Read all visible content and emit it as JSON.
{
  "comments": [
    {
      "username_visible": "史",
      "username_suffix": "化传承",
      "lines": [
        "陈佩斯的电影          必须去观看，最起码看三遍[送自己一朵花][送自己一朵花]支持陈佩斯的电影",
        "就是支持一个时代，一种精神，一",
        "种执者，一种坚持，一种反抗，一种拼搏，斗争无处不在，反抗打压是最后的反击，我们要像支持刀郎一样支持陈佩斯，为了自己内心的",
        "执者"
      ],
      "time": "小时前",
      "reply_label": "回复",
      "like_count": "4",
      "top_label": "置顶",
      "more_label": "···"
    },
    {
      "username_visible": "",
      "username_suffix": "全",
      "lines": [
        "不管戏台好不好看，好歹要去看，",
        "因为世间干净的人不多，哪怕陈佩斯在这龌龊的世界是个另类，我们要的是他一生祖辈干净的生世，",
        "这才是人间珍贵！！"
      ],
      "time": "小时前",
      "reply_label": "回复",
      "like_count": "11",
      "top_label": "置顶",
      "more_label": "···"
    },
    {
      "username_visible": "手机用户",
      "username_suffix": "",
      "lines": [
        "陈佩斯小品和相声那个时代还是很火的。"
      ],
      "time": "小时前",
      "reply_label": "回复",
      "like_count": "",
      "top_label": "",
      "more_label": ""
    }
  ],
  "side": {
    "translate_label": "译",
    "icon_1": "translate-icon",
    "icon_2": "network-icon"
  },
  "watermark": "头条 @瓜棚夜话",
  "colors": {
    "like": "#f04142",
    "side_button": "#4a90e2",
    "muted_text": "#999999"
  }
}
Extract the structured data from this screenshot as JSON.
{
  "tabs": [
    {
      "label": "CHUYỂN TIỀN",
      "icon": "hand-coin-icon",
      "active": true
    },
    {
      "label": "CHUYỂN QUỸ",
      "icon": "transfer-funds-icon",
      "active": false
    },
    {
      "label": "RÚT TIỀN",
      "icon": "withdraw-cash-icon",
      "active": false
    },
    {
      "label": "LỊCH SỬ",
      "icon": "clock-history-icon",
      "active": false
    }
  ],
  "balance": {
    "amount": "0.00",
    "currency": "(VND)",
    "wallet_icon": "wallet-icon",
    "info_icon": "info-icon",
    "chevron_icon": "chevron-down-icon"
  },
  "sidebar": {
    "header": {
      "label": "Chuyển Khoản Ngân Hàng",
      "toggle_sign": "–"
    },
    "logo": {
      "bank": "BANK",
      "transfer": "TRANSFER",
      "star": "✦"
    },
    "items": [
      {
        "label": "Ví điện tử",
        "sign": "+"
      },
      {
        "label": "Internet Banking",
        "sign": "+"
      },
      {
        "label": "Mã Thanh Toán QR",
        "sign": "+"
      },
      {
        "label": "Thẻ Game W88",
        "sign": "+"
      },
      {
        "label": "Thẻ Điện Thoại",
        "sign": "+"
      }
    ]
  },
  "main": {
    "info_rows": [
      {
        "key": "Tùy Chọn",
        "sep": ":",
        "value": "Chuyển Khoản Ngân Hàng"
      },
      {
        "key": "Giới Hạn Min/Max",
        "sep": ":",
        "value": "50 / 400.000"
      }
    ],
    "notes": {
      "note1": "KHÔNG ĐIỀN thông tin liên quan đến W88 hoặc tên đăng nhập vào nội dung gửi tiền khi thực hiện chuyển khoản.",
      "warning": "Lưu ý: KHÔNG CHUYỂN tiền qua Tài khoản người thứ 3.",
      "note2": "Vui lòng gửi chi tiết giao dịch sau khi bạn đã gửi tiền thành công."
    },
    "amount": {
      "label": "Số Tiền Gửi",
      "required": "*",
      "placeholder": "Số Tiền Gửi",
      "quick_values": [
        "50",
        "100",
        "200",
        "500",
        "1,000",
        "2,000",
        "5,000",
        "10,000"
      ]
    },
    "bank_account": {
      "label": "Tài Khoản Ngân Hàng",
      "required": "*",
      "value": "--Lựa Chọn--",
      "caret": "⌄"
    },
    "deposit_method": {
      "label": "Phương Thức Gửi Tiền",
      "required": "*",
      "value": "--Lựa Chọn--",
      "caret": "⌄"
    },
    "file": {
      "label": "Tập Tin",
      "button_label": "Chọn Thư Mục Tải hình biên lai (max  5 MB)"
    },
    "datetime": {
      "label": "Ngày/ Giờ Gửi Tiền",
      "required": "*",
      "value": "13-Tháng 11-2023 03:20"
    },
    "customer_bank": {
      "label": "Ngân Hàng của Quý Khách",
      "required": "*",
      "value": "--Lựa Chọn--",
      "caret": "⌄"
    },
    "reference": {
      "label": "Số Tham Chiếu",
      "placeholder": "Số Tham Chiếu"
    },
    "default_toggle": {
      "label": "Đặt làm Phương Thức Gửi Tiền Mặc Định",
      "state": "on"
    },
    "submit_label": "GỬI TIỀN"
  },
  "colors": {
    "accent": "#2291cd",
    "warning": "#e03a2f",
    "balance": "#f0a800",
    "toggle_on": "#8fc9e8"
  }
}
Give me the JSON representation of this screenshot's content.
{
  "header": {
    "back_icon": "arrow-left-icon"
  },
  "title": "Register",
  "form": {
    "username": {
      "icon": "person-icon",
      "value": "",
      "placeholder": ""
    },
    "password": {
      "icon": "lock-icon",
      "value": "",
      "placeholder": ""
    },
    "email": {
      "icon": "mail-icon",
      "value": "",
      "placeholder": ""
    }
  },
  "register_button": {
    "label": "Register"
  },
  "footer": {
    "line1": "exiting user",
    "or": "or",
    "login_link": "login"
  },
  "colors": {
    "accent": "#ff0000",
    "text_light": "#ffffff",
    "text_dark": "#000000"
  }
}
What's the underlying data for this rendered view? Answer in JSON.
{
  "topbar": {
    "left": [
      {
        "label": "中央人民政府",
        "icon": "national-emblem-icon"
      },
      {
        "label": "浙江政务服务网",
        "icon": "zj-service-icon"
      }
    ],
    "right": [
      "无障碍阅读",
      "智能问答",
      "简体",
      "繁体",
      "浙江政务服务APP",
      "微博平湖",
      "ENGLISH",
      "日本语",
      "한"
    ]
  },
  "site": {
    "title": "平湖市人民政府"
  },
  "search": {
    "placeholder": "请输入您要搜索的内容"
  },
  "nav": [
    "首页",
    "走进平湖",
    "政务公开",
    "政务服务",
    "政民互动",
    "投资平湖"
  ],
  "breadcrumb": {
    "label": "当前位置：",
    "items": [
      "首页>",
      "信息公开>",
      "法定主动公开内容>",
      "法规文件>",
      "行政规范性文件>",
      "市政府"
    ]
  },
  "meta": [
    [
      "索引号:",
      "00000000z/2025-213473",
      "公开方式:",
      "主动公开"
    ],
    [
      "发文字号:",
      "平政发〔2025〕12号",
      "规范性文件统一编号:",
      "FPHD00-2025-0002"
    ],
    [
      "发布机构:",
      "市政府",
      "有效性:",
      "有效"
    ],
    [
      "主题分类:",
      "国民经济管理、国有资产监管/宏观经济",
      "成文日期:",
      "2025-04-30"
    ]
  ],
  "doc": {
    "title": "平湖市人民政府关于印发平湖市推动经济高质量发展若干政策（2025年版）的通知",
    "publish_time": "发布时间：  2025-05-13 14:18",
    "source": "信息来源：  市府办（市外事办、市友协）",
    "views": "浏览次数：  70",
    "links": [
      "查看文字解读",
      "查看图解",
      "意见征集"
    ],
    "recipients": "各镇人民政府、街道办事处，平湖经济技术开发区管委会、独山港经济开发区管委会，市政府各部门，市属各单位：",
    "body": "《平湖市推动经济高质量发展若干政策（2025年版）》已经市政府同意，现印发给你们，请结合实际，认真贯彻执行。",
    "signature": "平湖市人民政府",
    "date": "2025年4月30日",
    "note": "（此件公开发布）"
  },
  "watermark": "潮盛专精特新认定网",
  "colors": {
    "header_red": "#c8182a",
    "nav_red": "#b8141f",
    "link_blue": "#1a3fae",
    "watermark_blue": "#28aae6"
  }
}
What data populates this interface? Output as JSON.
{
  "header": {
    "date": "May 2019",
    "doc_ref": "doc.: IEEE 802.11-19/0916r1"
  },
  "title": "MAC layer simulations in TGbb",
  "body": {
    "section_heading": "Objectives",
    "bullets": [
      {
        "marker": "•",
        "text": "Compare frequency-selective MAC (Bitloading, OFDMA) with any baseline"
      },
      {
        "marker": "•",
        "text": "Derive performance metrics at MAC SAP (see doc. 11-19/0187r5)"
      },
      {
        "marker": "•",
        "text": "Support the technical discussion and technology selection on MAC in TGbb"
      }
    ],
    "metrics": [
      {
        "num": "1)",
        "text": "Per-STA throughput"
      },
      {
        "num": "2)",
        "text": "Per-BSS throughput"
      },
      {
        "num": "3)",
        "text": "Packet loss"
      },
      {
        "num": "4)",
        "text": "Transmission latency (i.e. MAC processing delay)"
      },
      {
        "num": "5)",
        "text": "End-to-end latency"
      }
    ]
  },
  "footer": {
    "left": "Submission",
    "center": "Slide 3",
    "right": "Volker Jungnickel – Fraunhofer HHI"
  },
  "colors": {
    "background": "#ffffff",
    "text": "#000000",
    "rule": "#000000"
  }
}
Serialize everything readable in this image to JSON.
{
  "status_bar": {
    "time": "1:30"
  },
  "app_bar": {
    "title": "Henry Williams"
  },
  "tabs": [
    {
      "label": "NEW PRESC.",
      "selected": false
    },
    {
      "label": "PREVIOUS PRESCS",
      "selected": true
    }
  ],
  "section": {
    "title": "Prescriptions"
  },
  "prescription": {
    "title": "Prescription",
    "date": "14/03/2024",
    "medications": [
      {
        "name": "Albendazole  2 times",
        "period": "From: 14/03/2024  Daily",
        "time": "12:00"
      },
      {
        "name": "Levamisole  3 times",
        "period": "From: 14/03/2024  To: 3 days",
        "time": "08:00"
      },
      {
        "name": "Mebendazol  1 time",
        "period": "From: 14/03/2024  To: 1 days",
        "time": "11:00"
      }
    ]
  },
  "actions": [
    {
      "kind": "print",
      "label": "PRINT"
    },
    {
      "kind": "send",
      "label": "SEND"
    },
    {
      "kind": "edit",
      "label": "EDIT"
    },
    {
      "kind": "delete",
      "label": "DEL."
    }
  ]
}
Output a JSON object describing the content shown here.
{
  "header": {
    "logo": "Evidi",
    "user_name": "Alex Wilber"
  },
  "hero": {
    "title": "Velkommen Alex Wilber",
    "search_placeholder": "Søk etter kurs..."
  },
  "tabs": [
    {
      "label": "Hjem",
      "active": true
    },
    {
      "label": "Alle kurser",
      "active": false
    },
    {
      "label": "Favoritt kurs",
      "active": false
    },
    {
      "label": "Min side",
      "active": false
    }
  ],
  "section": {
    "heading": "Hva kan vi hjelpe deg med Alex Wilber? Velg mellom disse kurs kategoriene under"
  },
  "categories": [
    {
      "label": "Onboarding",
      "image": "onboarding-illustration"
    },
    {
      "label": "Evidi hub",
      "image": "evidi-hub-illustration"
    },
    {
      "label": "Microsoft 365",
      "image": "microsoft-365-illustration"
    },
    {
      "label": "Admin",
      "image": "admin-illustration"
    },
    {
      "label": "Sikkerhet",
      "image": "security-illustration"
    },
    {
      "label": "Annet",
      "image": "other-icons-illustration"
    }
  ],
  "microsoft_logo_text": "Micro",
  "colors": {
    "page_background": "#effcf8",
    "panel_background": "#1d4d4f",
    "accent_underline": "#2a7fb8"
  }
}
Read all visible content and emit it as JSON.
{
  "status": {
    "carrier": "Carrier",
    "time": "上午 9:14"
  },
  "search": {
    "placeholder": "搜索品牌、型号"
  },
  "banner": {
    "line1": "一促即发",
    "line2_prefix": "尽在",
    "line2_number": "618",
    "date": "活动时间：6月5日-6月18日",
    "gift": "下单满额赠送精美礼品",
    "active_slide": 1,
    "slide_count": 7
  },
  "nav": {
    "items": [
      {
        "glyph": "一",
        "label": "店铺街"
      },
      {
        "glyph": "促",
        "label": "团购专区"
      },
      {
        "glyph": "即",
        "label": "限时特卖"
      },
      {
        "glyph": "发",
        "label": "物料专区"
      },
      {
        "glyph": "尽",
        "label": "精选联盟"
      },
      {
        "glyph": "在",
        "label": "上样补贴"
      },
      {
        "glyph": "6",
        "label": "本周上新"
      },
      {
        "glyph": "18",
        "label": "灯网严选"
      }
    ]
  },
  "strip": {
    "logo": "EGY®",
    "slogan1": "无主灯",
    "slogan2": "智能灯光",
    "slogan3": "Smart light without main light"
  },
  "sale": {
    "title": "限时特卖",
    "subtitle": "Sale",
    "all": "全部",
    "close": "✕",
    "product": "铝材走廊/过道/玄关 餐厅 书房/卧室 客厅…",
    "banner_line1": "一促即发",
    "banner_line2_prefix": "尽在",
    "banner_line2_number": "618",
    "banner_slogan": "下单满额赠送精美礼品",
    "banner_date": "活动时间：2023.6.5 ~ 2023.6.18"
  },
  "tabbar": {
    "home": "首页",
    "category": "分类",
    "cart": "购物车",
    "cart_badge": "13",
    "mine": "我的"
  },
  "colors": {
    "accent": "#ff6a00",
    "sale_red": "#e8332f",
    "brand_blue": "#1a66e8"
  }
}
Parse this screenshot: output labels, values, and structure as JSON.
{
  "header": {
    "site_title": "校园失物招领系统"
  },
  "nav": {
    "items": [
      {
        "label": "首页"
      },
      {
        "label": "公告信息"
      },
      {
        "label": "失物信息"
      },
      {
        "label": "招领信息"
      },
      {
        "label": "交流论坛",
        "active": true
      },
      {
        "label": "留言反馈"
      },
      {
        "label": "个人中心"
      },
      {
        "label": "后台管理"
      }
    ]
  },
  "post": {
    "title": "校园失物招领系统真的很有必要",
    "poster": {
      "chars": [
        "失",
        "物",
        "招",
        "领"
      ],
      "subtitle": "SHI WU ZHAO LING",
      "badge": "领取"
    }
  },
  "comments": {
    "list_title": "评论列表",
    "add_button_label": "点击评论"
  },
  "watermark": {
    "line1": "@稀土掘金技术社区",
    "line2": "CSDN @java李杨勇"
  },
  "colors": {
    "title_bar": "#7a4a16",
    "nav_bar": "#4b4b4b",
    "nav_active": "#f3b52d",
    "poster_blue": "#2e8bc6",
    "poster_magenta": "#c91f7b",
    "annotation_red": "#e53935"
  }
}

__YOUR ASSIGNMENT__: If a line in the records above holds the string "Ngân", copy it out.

__RESULT OF THIS EXERCISE__:
      "label": "Chuyển Khoản Ngân Hàng",
        "value": "Chuyển Khoản Ngân Hàng"
      "label": "Tài Khoản Ngân Hàng",
      "label": "Ngân Hàng của Quý Khách",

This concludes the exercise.